But since Holmgren and his ego went west to Seattle, the Packers have had the "welcome" mat out much too often. Since 1999, the Packers are 31-10 at home during the regular season, including Week 2's embarrassing loss to the Bears. Including postseason, dating back to the Atlanta playoff loss in the 2002 playoffs, the Packers are a mediocre 6-5 at home.
The recent slide with the Packers indicates they are declining, but just how far? The Packers appear to be solid this season, but solid doesn't get you to Jacksonville in early February.
Early in 1996, we all knew how good the Packers were. In back-to-back games against Philadelphia and San Diego to start the season, the Packers won by a combined score of 71-23.
When teams are that dominant at home, it can carry onto the road, where that season the Packers won its five road games by at least 15 points. To no surprise, the Packers won the Super Bowl that year.
There is no question the NFL is the best team sport alive today, and the reason is parity. Every Sunday we sit down to watch games and think we know what's going to happen. Packers at home against Bears? Packers, easy. Wrong! Broncos at Jaguars? Broncos. Wrong!
The reason these results happen is most teams are good to OK, but little else. Just being off a little bit, or another team being hot can be the difference.
The only team that doesn't fall under this category is New England, which has won its last 17 games.
Personally, I think the slight decline in the Packers at home starts with the man on the sideline. Mike Sherman has been a good coach, and led Green Bay to an 8-0 home record in 2002, but he's nothing close to Holmgren.
Like him or not, and every fan did when Holmgren was in Green Bay, once he and Ron Wolf assembled the talent, Holmgren went to work.
He made Lambeau Field a place teams didn't want to visit. Between 1994 and 1998, opponents would glance at their schedule and see "at Green Bay." Then they said, "Shoot, that's a loss."
Holmgren always had the Packers ready at home, or about 95 percent of the time. He was a motivator, was an assistant with some great 49ers teams and had a more-experienced background than Sherman.
There has always been questions on whether Sherman is a good enough motivator. He doesn't have an electric personality, he doesn't have the background Holmgren had when he took over in 1992 and he doesn't have the personnel, which is also his responsibility, being a GM and a coach.
Yes, Sherman's from the Holmgren tree, but so is Dick Jauron and Marty Mornhinweg. Some head coaches are better as assistants.
If the Packers are to regroup and become a Super Bowl contender in 2004, Sherman has to figure a way to make Lambeau Field an intimidating place to visit. It all starts at home.

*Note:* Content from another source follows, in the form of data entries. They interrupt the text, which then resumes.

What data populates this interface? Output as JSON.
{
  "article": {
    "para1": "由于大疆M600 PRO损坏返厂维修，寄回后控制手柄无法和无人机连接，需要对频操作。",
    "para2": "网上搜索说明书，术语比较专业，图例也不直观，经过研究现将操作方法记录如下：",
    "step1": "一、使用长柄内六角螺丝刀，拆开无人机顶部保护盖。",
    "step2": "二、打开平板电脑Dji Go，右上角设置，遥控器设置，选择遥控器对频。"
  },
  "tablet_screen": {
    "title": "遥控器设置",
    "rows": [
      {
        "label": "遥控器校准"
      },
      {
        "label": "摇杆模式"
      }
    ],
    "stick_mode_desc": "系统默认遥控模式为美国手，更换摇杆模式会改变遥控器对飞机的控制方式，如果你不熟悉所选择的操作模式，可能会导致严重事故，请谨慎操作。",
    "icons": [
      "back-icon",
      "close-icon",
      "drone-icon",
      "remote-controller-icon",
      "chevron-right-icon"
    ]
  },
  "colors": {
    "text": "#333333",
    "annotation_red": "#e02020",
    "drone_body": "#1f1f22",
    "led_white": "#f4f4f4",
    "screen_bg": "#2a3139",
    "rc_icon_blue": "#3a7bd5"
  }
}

I remember going to Dallas for regular season and playoff games between 1993-1995 and Texas Stadium had that feel that's so hard to describe. It just felt different.
The stadium had "it." You just knew, no matter what happened early in the game, Dallas would end up on top and it did. The Cowboys had a swagger.
The Packers had the same thing during its strong home run from 1994-98, and especially during the winning streak. It was a foregone conclusion the Packers would win, you just didn't know the score.
Nowadays, you're not sure.
Sunday, the New York Giants visit Lambeau Field, and one would think after the Bears' setback, the Packers would come out ready to lay claim to Lambeau as their turf. However, as we have seen in the last 11 games at home, the Packers have been gracious hosts.
It's up to Sherman to change that. Rile this team up, give them the "Win One for the Gipper" speech, show them "Rudy," do whatever it takes to make Lambeau truly a home field. Because what's been going on since late 2002 has the makings of a mediocre team, home and away, and I don't think that is the goal this season.